** Source records **
-- Opening Marker --

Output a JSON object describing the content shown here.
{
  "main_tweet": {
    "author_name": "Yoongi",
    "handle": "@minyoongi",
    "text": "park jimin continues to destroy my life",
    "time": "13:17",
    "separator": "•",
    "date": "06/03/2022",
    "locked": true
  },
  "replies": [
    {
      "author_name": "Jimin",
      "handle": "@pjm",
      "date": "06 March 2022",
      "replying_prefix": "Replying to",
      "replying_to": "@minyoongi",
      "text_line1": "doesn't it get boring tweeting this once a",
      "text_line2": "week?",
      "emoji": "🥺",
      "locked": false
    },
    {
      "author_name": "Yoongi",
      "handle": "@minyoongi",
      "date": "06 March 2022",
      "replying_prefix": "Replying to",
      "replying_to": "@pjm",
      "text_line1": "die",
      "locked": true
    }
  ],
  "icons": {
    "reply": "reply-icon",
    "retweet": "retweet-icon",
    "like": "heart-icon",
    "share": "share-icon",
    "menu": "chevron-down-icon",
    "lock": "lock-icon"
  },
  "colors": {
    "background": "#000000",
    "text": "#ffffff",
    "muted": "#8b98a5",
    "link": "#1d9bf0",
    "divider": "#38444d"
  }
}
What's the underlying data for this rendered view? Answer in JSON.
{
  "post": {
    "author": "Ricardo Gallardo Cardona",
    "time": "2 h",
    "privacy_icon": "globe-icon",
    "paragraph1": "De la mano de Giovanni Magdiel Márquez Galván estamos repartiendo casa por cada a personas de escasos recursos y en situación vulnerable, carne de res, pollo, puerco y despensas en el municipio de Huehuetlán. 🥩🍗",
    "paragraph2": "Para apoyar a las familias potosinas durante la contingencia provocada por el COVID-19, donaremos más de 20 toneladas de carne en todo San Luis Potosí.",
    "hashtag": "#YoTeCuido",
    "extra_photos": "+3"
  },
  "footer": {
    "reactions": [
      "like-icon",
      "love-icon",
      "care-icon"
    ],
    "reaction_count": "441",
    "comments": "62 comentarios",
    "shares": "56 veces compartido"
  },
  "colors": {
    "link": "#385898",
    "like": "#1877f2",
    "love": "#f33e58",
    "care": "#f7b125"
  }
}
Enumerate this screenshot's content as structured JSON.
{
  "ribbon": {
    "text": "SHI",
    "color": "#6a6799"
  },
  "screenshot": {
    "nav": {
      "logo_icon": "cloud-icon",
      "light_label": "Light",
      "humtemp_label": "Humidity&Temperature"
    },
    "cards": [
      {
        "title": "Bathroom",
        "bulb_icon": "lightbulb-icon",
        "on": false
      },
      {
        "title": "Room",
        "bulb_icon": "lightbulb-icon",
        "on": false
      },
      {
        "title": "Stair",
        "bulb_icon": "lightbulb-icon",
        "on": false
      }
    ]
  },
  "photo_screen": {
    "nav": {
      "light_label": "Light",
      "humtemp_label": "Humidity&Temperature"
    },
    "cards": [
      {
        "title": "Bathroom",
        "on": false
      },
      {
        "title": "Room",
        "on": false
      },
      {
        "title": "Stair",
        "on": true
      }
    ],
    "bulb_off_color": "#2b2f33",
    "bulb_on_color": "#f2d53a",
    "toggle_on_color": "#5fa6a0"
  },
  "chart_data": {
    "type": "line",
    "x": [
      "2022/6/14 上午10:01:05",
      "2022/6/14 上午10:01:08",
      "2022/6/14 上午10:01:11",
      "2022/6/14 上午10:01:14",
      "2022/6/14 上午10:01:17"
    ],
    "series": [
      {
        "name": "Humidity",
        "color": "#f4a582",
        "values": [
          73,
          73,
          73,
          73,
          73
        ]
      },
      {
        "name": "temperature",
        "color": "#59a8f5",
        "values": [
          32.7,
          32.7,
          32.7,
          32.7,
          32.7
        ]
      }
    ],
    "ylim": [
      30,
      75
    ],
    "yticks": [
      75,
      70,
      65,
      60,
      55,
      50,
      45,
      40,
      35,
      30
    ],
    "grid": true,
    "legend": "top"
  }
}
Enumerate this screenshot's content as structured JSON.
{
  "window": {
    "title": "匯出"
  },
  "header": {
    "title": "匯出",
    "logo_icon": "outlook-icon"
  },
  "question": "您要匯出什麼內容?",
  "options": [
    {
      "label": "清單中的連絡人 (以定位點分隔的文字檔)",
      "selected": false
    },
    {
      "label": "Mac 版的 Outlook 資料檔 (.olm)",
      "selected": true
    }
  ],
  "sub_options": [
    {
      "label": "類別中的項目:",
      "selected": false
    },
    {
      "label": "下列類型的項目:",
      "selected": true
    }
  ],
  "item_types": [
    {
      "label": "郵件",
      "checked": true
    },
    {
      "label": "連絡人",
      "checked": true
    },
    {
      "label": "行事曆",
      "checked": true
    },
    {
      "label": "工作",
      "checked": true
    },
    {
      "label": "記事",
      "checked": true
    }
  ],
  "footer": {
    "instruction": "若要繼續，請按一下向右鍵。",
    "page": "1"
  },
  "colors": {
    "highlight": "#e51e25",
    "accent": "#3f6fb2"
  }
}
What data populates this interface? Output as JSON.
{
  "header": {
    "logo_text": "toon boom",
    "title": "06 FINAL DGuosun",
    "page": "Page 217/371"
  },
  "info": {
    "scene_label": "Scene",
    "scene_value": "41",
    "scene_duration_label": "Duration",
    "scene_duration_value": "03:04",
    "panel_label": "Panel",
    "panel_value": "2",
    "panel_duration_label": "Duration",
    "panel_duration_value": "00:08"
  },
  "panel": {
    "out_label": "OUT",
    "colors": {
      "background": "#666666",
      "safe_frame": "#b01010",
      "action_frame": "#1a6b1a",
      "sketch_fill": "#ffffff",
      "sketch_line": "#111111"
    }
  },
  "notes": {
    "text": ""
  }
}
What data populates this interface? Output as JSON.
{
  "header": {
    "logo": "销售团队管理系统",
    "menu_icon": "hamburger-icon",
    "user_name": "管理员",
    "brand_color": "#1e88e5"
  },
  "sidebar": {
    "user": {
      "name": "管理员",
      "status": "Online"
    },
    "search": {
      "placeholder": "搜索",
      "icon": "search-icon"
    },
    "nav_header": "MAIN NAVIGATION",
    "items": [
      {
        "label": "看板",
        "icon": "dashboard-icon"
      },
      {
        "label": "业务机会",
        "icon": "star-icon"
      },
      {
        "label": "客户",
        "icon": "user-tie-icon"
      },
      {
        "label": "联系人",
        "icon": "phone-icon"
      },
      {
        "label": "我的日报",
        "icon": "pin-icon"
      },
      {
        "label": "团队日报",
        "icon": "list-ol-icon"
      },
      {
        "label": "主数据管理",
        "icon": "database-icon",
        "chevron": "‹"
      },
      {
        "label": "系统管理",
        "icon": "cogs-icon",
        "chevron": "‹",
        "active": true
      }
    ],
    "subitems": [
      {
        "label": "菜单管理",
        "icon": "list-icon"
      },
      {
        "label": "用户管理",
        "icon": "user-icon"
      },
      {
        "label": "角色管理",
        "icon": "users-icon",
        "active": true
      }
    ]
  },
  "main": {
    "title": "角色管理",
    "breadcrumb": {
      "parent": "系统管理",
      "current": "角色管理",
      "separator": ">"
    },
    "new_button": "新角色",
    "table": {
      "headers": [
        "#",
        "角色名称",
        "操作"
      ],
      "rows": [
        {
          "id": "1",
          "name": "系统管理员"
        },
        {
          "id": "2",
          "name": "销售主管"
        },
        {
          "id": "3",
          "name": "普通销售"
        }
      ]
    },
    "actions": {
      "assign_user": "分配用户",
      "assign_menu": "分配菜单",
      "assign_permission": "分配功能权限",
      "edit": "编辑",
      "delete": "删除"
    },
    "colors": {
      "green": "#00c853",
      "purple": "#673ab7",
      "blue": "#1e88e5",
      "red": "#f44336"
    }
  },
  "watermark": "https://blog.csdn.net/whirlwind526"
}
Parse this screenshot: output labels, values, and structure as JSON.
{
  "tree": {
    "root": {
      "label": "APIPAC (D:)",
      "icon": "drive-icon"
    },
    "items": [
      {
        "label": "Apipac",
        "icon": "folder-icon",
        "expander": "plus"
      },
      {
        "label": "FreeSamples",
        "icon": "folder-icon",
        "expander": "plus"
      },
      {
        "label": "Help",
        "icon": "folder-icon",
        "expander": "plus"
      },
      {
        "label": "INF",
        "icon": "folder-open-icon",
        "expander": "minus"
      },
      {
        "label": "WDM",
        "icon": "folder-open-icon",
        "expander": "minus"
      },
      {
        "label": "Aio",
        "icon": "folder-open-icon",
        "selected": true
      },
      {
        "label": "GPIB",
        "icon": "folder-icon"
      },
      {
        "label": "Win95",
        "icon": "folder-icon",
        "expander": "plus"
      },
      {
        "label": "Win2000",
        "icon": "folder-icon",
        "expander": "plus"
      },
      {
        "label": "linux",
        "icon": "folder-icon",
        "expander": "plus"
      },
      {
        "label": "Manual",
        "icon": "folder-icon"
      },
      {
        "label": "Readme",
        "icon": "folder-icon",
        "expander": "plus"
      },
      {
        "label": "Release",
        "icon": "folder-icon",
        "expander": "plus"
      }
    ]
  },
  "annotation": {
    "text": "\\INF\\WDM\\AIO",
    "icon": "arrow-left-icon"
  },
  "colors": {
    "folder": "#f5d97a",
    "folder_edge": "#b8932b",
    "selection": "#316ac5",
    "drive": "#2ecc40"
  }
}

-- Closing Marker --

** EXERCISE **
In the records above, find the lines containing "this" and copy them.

** ANSWER TO THE PROBLEM **
      "text_line1": "doesn't it get boring tweeting this once a",
What's the underlying data for this rendered view? Answer in JSON.
Enumerate this screenshot's content as structured JSON.
Enumerate this screenshot's content as structured JSON.
What data populates this interface? Output as JSON.
What data populates this interface? Output as JSON.
Parse this screenshot: output labels, values, and structure as JSON.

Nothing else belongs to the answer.